Nieuws - 24 mei 2012

Smart transmitters track tropical seeds

New method clarifies the distribution of palm seeds.

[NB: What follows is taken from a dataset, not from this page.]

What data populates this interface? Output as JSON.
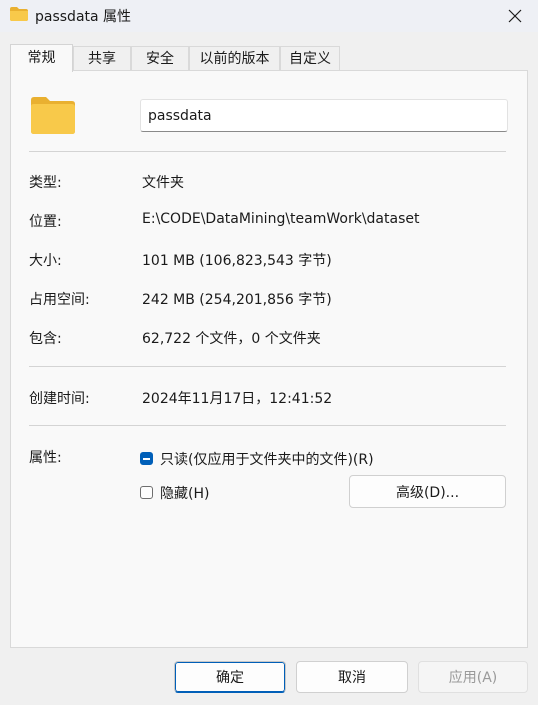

The transmitters are only switched on when rodents pull on the seed.
It is a huge challenge for ecologists to find out how tropical seeds spread. After all, the tiny seeds can remains motionless for weeks, only to be suddenly transported by an animal. Using minute transmitters, Patrick Jansen, assistant professor of Resource Ecology, was able to track the movements of seeds for the first time. He published an article about this in the journal Plant Ecology early in May.
For a year, Jansen and his colleagues followed the path travelled by palm seeds from the mother plant to their final destination. They are repeatedly carried off by small rodents called agoutis, who bury their loot in shallow pits. The seeds are then moved and reburied several times. The transmitters make it possible to track the process step by step.
The tracking system uses miniature transmitters attached to the seeds with a guitar string. To save batteries, the transmitters are equipped with a magnetic switch. Whenever the agouti moves the seed, it activates the transmitter itself.
The method is a tremendous advance on older methods in which a seed was attached by a thread to a flag that stayed above the ground when the seed was buried. But finding all the flags is a devil of a job, says Jansen. 'In the tropical forest of French Guyana, at one point I couldn't see any more threads.' The biggest disadvantage is the price tag, as the transmitters cost about 150 euros each.